Daniel Levin, '81: Public Service at the Highest Levels
The career of Daniel Levin, ’81, is distinguished by contributions at the highest levels of government. He has served as deputy legal advisor to the National Security Council under Brent Scowcroft and Colin Powell and legal advisor under Stephen Hadley, as chief of staff to FBI director Robert Mueller and to Attorney General William Barr, and as acting head of the Office of Legal Counsel in the Justice Department.
Even before he arrived at the Law School Levin demonstrated an interest in public issues. He took a semester off from Harvard to work for the Senate Subcommittee on Investigations and he worked for six months after graduation in the office of columnist Jack Anderson.
At the Law School, where he graduated first in his class, he hewed to his priorities, choosing participation in a clinic over the enticements of Law Review. “The Law Review said that you couldn’t do both Law Review and a clinic,” he said. “I really wanted to do clinical work.”
Then, when the Street Law program came to the Law School for the first time, he and classmate Sean Hanifin, ’81, were among the first to sign up. “Sean and I taught at a school for physically disabled youngsters,” he recounted. “That, and the clinic, were the best times I had at law school and the times I think I learned the most—although I also had some tremendous teachers like Geoffrey Stone, ’71, and David Currie.”
He returned to the Law School to teach at the Mandel Clinic during the 1989–1990 school year: “I wanted to give something back for all I’d learned there,” he said. By then he had worked for Scowcroft and had also served in the environmental crimes section of the Justice Department.
When Barr was appointed Deputy Attorney General in 1991, Levin joined his staff. “Bill wanted to have someone with some knowledge of national security issues, and I was very fortunate that he picked me,” Levin said. “It’s a sign of how times have changed that back then I was just about the only person on the Deputy’s staff really concentrating on national security issues—and I was also involved in environmental matters and civil litigation.”
In 1993, Levin joined Hale and Dorr (today he is Counsel at Wilmer Cutler Pickering Hale and Dorr LLP), but ten eventful years in government still lay ahead of him.
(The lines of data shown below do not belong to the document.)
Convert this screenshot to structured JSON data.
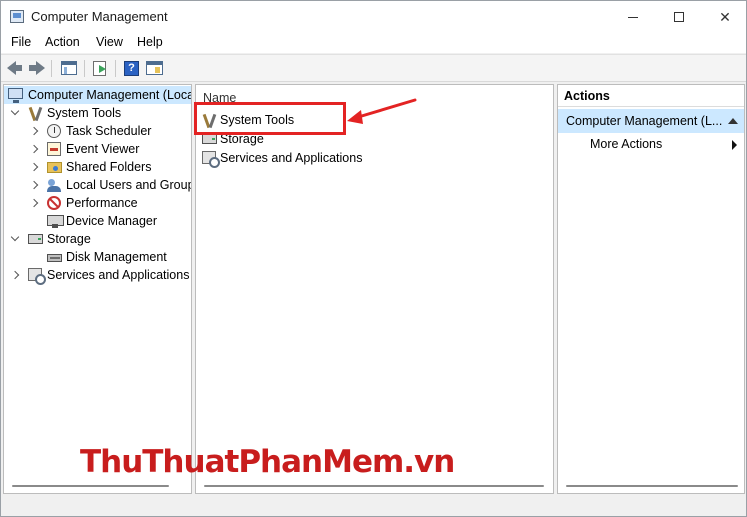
{
  "window": {
    "title": "Computer Management"
  },
  "menu": {
    "items": [
      "File",
      "Action",
      "View",
      "Help"
    ]
  },
  "tree": {
    "root_label": "Computer Management (Local",
    "items": [
      {
        "label": "System Tools",
        "icon": "tools-icon"
      },
      {
        "label": "Task Scheduler",
        "icon": "clock-icon"
      },
      {
        "label": "Event Viewer",
        "icon": "event-viewer-icon"
      },
      {
        "label": "Shared Folders",
        "icon": "shared-folder-icon"
      },
      {
        "label": "Local Users and Groups",
        "icon": "users-icon"
      },
      {
        "label": "Performance",
        "icon": "performance-icon"
      },
      {
        "label": "Device Manager",
        "icon": "device-manager-icon"
      },
      {
        "label": "Storage",
        "icon": "storage-icon"
      },
      {
        "label": "Disk Management",
        "icon": "disk-icon"
      },
      {
        "label": "Services and Applications",
        "icon": "services-icon"
      }
    ]
  },
  "list": {
    "column_header": "Name",
    "rows": [
      "System Tools",
      "Storage",
      "Services and Applications"
    ]
  },
  "actions": {
    "header": "Actions",
    "section_label": "Computer Management (L...",
    "more_actions": "More Actions"
  },
  "watermark": {
    "part_a": "ThuThuat",
    "part_b": "PhanMem",
    "part_c": ".vn"
  },
  "colors": {
    "highlight": "#e32323",
    "selection": "#cce8ff",
    "watermark": "#c81d1d"
  }
}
He left the firm in 1995 to become an Assistant U.S. Attorney in Los Angeles. “It was a job I had always wanted to do,” he said. “It was in many ways the most enjoyable work I’ve ever done.” He prosecuted racketeering cases, worked with a task force that included the FBI and the Los Angeles police and sheriff’s departments, and handled several lengthy trials, including the first federal death penalty case in Los Angeles in over thirty years.
In 2001 he served on the Department of Justice transition team for the new Bush administration, expecting to return to Los Angeles when he finished that task. But Attorney General John Ashcroft ’67, asked him to stay and work on national security issues and when Mueller became FBI Director on September 4, 2001, he asked Levin to come to the FBI so serve as chief of staff. Levin’s first day at the FBI was September 11. Of course, he soon took on major responsibilities relating to terrorism. In 2003, Attorney General Ashcroft brought him to the Department of Justice to coordinate the administration’s response to the National Commission on Terrorist Attacks on the United States—better known as the 9/11 Commission.
In 2004, President Bush appointed him Acting Assistant Attorney General for the Office of Legal Counsel (OLC) following the departure of former Law School faculty member Jack Goldsmith as head of that office. OLC fulfills a vital role, serving in effect as outside counsel for all the agencies of the executive branch and as general counsel for the Justice Department itself. It reviews all proposed orders of the Attorney General and all regulations requiring the Attorney General’s approval. Previous OLC heads include William Rehnquist and Antonin Scalia.
“OLC was an amazing place to be,” Levin recalled. “It’s a small office filled with very brilliant, extremely talented people and I was very fortunate to have a chance to work there.” It was also, according to news reports that Levin declines to discuss, a focal point of controversy because Goldsmith refused to endorse the memorandum, created within OLC in 2002 but only leaked to the media in 2004, that became known as the “torture memo,” in which very wide latitude was given to government interrogators to inflict physical pain and psychological distress.
Levin inherited the controversy over that memo. On December 30, 2004 (after what Newsweek described as “a fierce behind-the-scenes bureaucratic fight”), a memorandum he authored was posted at the OLC web site, officially replacing the 2002 memorandum and endorsing as the definition of torture used in congressional anti-torture laws a definition considerably less permissive than the one in the 2002 memo.
In February 2005 Levin became legal adviser to National Security Advisor Stephen Hadley, a position he held until joining Wilmer Hale in October. He said this time he expects to stay put awhile. “At least, as long as they’ll have me,” said Levin, whose attentions will remain focused on his practice there. That doesn’t mean, though, that there will be no significant changes forthcoming in his life: this fall he’ll be getting married, to Nichole Chen.